Key dimensions of our nuclear complex are the nuclear labs and resident scientific expertise. We need to be able to continue to recruit the most highly qualified and motivated experts tasked with stockpile maintenance. Our three national laboratories – Lawrence Livermore in California, Los Alamos in New Mexico and Sandia in New Mexico and California – are staffed by gifted public servants who have established methods for verifying the safety, security and reliability of our stockpile. This budget will help to ensure that the most talented scientists continue to be attracted to our labs and that these labs continue to be state of the art.
The Administration's 2011 budget request also bolsters the case for the eventual ratification of the Comprehensive Test Ban Treaty. A full investment in our nuclear weapons infrastructure will mean that the United States can continue to maintain its nuclear weapons infrastructure without testing. We haven't tested a nuclear weapon since 1992 because we now have the technical means to ensure the reliability and safety of our stockpile without testing.
This is an issue of national security, and preventing nuclear terrorism. By working to diminish the access to fissile material, by working to ensure that Russia and the U.S. decrease nuclear stockpiles, by promoting a ban on nuclear testing and by ensuring that our nuclear arsenal is safe and secure – all of these measures as well as others will help to create an international environment where terrorist access to fissile material is diminished. Senator Lugar has been a remarkable leader in this regard in promoting the Nunn-Lugar program. I agree with his efforts to secure more funding as the mandate of the program has expanded without commensurate resources. Senator Lugar reports that the program "has eliminated more nuclear weapons than the combined nuclear arsenals of France, China and the United Kingdom for less than $3 billion – a striking return on investment." A striking return indeed.
Finally, I would also like to express support for the Administration's requested increase in funding for the International Atomic Energy Agency (IAEA). For too long the IAEA's technical assistance and cooperation programs have been underfunded. International non proliferation efforts face an uncertain future. Iran and North Korea are our primary concerns, but potential nuclear flashpoints remain between India and Pakistan and the security of fissile material, while improving, remains a vital concern. In order for the IAEA to be best positioned to confront proliferation efforts in North Korea and Iran as well as monitor the peaceful nuclear energy programs in countries around the world, its budget needs to reflect this growing portfolio. U.S. leadership in nonproliferation is essential. A fully funded IAEA will complement U.S. efforts to combat proliferation at this critical time.
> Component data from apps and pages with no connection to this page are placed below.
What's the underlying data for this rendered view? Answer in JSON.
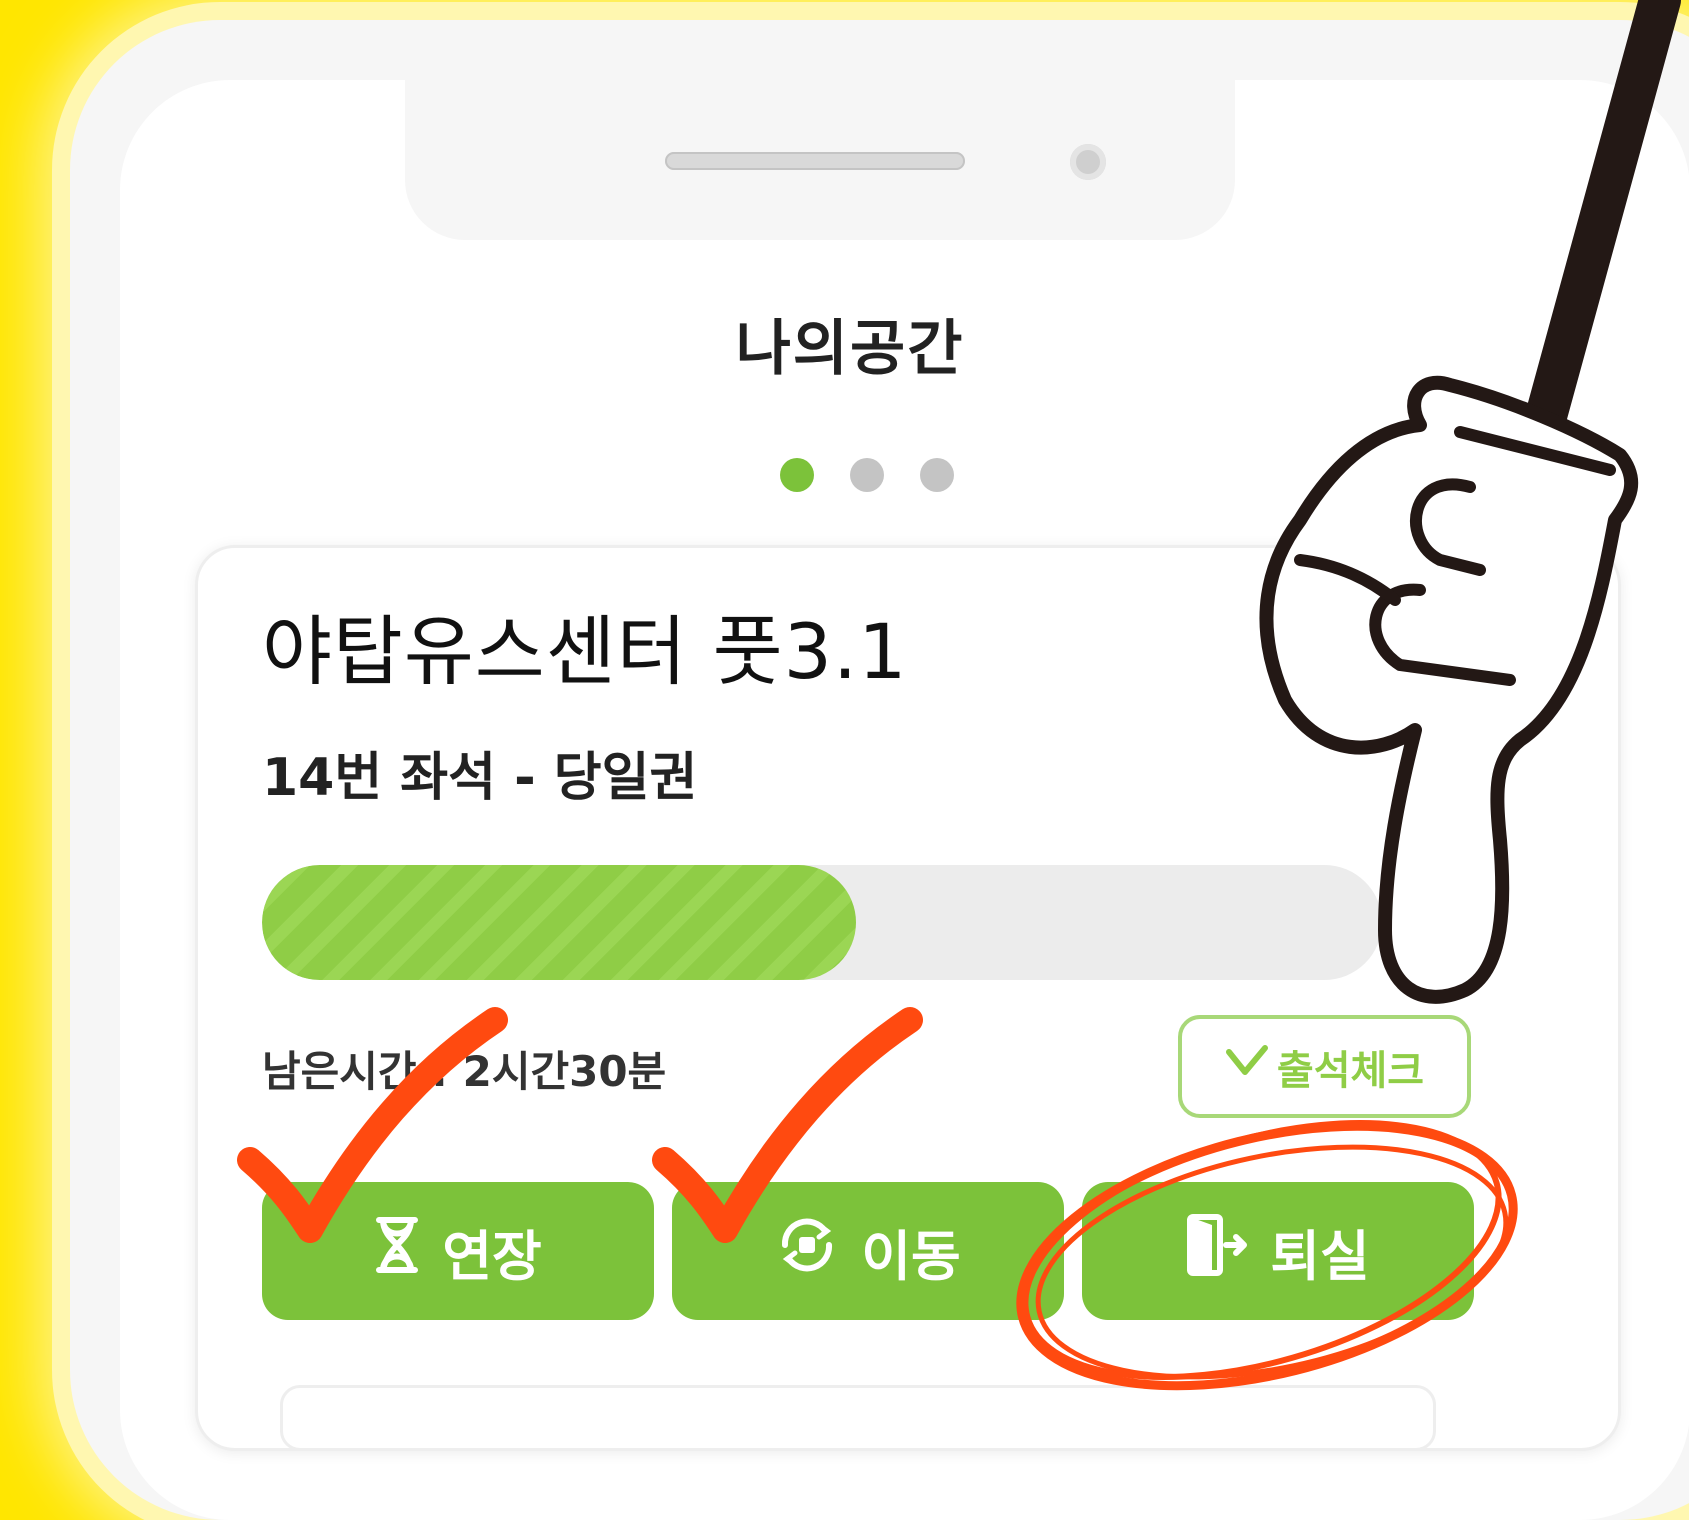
{
  "screen": {
    "title": "나의공간",
    "page_dots": {
      "count": 3,
      "active": 1
    }
  },
  "seat_card": {
    "facility_name": "야탑유스센터 풋3.1",
    "seat_info": "14번 좌석 - 당일권",
    "progress_fraction": 0.53,
    "remaining_time": "남은시간 : 2시간30분",
    "checkin_label": "출석체크"
  },
  "actions": {
    "extend_label": "연장",
    "move_label": "이동",
    "leave_label": "퇴실"
  },
  "colors": {
    "background": "#ffe600",
    "accent_green": "#7cc23a",
    "annotation_red": "#ff4a10"
  },
  "icons": {
    "extend": "hourglass-icon",
    "move": "swap-seat-icon",
    "leave": "exit-door-icon",
    "check": "check-icon"
  }
}
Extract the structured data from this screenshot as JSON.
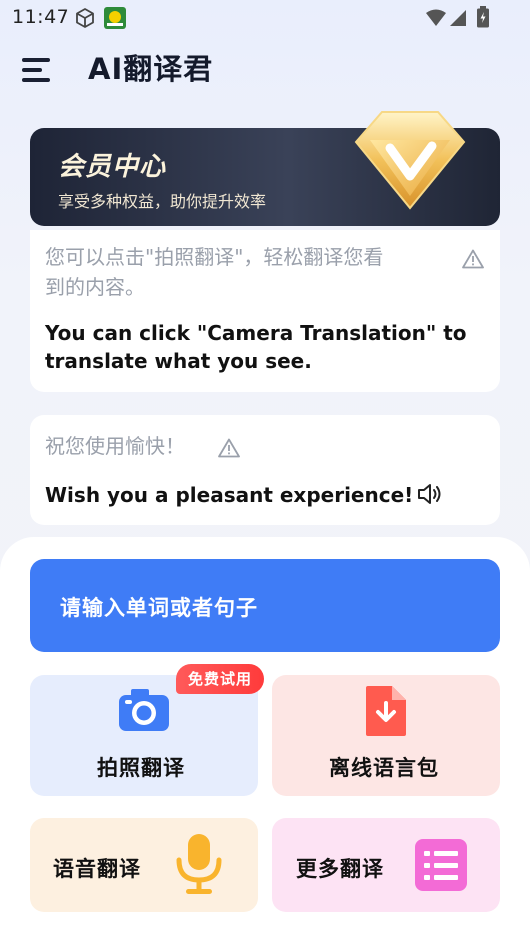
{
  "status_bar": {
    "time": "11:47"
  },
  "header": {
    "title": "AI翻译君"
  },
  "vip": {
    "title": "会员中心",
    "subtitle": "享受多种权益，助你提升效率"
  },
  "messages": [
    {
      "zh": "您可以点击\"拍照翻译\"，轻松翻译您看到的内容。",
      "zh_line1": "您可以点击\"拍照翻译\"，轻松翻译您看",
      "zh_line2": "到的内容。",
      "en_line1": "You can click \"Camera Translation\" to",
      "en_line2": "translate what you see."
    },
    {
      "zh": "祝您使用愉快！",
      "en": "Wish you a pleasant experience!"
    }
  ],
  "input": {
    "placeholder": "请输入单词或者句子"
  },
  "tiles": {
    "camera": {
      "label": "拍照翻译",
      "badge": "免费试用",
      "icon": "camera-icon"
    },
    "offline": {
      "label": "离线语言包",
      "icon": "download-file-icon"
    },
    "voice": {
      "label": "语音翻译",
      "icon": "microphone-icon"
    },
    "more": {
      "label": "更多翻译",
      "icon": "list-icon"
    }
  },
  "colors": {
    "accent": "#3f7cf6",
    "badge": "#ff4a4a",
    "vip_bg": "#2a3044"
  }
}
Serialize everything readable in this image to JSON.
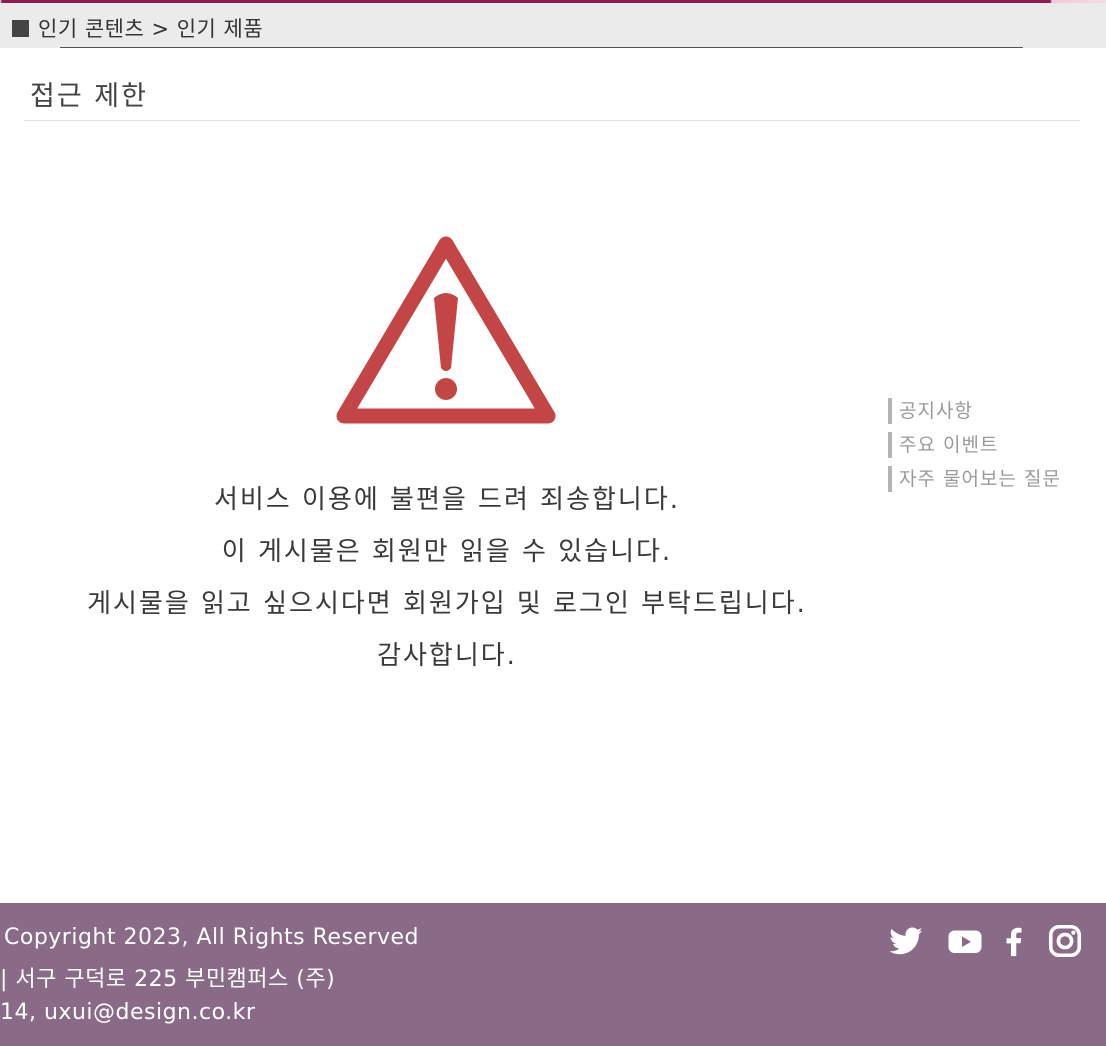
{
  "breadcrumb": {
    "text": "인기 콘텐츠 > 인기 제품"
  },
  "page": {
    "title": "접근 제한"
  },
  "notice": {
    "icon": "warning-triangle-icon",
    "icon_color": "#c44545",
    "lines": [
      "서비스 이용에 불편을 드려 죄송합니다.",
      "이 게시물은 회원만 읽을 수 있습니다.",
      "게시물을 읽고 싶으시다면 회원가입 및 로그인 부탁드립니다.",
      "감사합니다."
    ]
  },
  "side_links": [
    "공지사항",
    "주요 이벤트",
    "자주 물어보는 질문"
  ],
  "footer": {
    "background": "#8a6b87",
    "copyright": "Copyright 2023, All Rights Reserved",
    "address": "| 서구 구덕로 225 부민캠퍼스 (주)",
    "contact": "14, uxui@design.co.kr",
    "social_icons": [
      "twitter-icon",
      "youtube-icon",
      "facebook-icon",
      "instagram-icon"
    ]
  },
  "colors": {
    "accent": "#8a1f4f",
    "breadcrumb_bg": "#ebebeb",
    "side_link_border": "#b5b5b5"
  }
}
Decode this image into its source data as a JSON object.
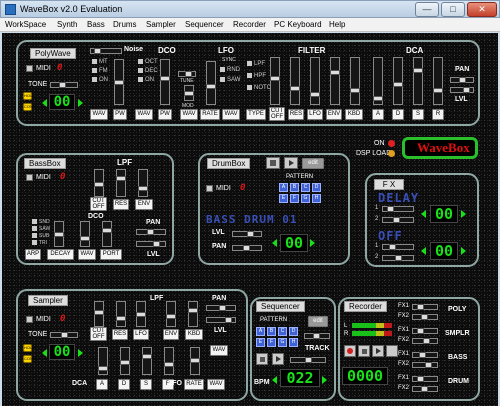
{
  "window": {
    "title": "WaveBox v2.0 Evaluation",
    "minimize": "—",
    "maximize": "□",
    "close": "✕"
  },
  "menu": [
    "WorkSpace",
    "Synth",
    "Bass",
    "Drums",
    "Sampler",
    "Sequencer",
    "Recorder",
    "PC Keyboard",
    "Help"
  ],
  "polywave": {
    "title": "PolyWave",
    "midi": "MIDI",
    "midi_ch": "0",
    "tone": "TONE",
    "tone_value": "00",
    "hold": "HOLD",
    "conti": "CONTI",
    "noise": "Noise",
    "dco": "DCO",
    "dco_modes": [
      "MT",
      "FM",
      "ON"
    ],
    "dco_opts": [
      "OCT",
      "DEC",
      "ON"
    ],
    "tune": "TUNE",
    "mod": "MOD",
    "lfo": "LFO",
    "sync": "SYNC",
    "lfo_opts": [
      "RND",
      "SAW"
    ],
    "filter": "FILTER",
    "filter_types": [
      "LPF",
      "HPF",
      "NOTCH"
    ],
    "dca": "DCA",
    "pan": "PAN",
    "lvl": "LVL",
    "buttons": [
      "WAV",
      "PW",
      "WAV",
      "PW",
      "WAV",
      "RATE",
      "WAV",
      "TYPE",
      "CUT OFF",
      "RES",
      "LFO",
      "ENV",
      "KBD",
      "A",
      "D",
      "S",
      "R"
    ]
  },
  "status": {
    "on": "ON",
    "dsp_load": "DSP LOAD",
    "on_color": "#e02020",
    "dsp_color": "#e0a020"
  },
  "logo": {
    "text": "WaveBox",
    "border_color": "#2bbf2b",
    "text_color": "#e01010"
  },
  "bassbox": {
    "title": "BassBox",
    "midi": "MIDI",
    "midi_ch": "0",
    "lpf": "LPF",
    "dco": "DCO",
    "pan": "PAN",
    "lvl": "LVL",
    "wave_opts": [
      "SND",
      "SAW",
      "SUB",
      "TRI"
    ],
    "buttons": [
      "CUT OFF",
      "RES",
      "ENV",
      "ARP",
      "DECAY",
      "WAV",
      "PORT"
    ]
  },
  "drumbox": {
    "title": "DrumBox",
    "edit": "edit",
    "pattern": "PATTERN",
    "midi": "MIDI",
    "midi_ch": "0",
    "patterns": [
      "A",
      "B",
      "C",
      "D",
      "E",
      "F",
      "G",
      "H"
    ],
    "kit_display": "BASS DRUM 01",
    "lvl": "LVL",
    "pan": "PAN",
    "kit_value": "00"
  },
  "fx": {
    "title": "F X",
    "delay": "DELAY",
    "delay_value": "00",
    "off": "OFF",
    "off_value": "00",
    "delay_rows": [
      "1",
      "2"
    ],
    "off_rows": [
      "1",
      "2"
    ]
  },
  "sampler": {
    "title": "Sampler",
    "midi": "MIDI",
    "midi_ch": "0",
    "tone": "TONE",
    "tone_value": "00",
    "hold": "HOLD",
    "conti": "CONTI",
    "lpf": "LPF",
    "dca": "DCA",
    "lfo": "LFO",
    "pan": "PAN",
    "lvl": "LVL",
    "buttons": [
      "CUT OFF",
      "RES",
      "LFO",
      "ENV",
      "KBD",
      "WAV",
      "A",
      "D",
      "S",
      "R",
      "RATE",
      "WAV"
    ]
  },
  "sequencer": {
    "title": "Sequencer",
    "edit": "edit",
    "pattern": "PATTERN",
    "patterns": [
      "A",
      "B",
      "C",
      "D",
      "E",
      "F",
      "G",
      "H"
    ],
    "track": "TRACK",
    "bpm": "BPM",
    "bpm_value": "022"
  },
  "recorder": {
    "title": "Recorder",
    "time_value": "0000",
    "l": "L",
    "r": "R",
    "fx_labels": [
      "FX1",
      "FX2",
      "FX1",
      "FX2",
      "FX1",
      "FX2",
      "FX1",
      "FX2"
    ],
    "channels": [
      "POLY",
      "SMPLR",
      "BASS",
      "DRUM"
    ]
  }
}
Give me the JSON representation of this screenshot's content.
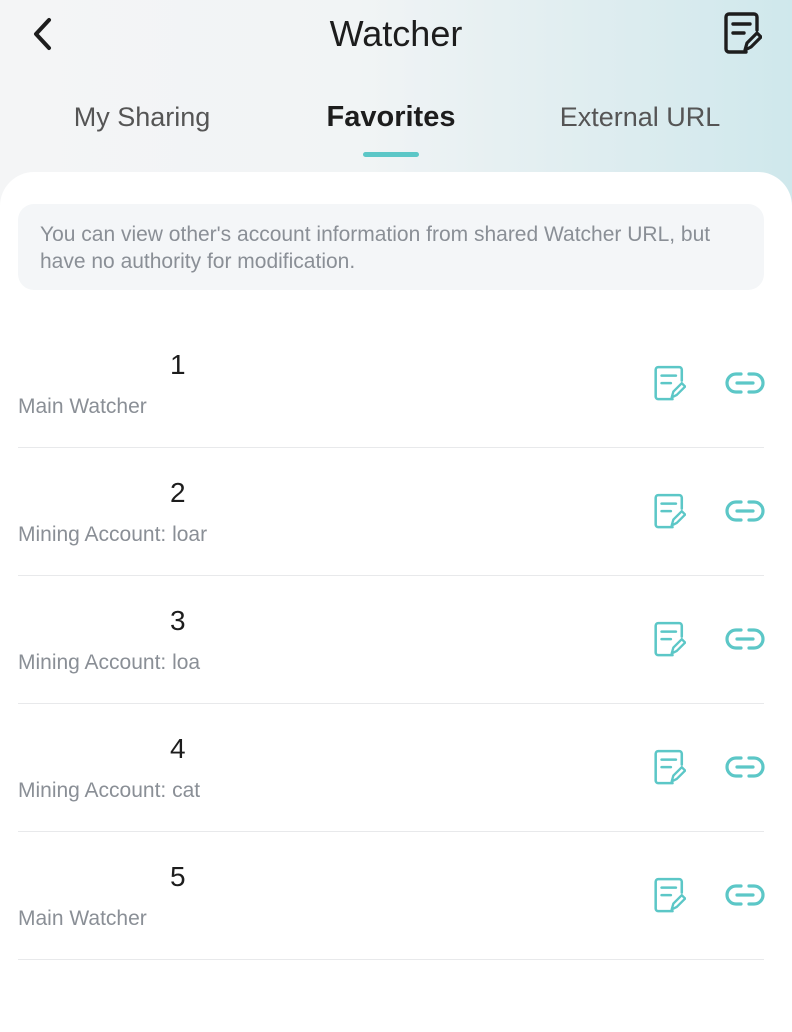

These investments in our national security are substantial, but there is no greater threat than that of nuclear terrorism. We must remain vigilant in doing everything we can to ensure that terrorists do not get their hands on weapons of mass destruction. The non-proliferation measures mentioned above all help to address this threat. To keep America safe, Democrats, Republican and Independents must work together to promote non-proliferation and confront nuclear terror by ensuring that our existing nuclear arsenal is safe, secure and effective.